What you will do: How many lines in the records below contain the word "JSON"? Answer with the number alone.

Study material:

——————————

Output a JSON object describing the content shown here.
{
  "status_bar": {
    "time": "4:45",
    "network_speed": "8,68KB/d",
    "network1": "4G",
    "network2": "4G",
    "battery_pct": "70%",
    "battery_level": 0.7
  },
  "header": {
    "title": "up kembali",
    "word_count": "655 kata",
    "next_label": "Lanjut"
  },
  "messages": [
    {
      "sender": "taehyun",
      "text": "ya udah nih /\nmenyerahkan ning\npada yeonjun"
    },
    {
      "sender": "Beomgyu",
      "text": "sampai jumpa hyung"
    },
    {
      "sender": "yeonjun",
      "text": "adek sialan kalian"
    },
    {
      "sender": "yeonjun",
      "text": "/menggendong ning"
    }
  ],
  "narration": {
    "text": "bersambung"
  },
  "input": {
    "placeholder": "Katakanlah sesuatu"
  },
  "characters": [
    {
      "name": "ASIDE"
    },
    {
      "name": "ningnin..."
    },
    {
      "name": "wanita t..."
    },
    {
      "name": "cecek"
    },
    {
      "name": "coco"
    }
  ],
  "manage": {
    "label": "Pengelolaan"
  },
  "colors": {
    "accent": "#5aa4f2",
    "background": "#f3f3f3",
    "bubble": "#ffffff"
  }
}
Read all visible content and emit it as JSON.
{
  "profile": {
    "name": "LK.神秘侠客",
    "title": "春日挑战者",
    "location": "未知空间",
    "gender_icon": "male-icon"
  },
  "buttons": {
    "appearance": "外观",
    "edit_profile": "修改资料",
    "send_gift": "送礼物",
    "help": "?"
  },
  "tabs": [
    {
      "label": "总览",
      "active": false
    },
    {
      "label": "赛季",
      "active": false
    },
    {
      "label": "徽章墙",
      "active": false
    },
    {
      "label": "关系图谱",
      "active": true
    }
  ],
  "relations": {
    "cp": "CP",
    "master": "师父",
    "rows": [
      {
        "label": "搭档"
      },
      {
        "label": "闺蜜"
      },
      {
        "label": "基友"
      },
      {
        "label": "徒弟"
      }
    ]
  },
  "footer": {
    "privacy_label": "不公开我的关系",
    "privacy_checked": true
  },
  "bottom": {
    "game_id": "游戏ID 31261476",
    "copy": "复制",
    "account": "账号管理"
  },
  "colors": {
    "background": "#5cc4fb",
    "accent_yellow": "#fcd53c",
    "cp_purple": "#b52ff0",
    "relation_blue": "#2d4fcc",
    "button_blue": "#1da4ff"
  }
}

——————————

Response box: 2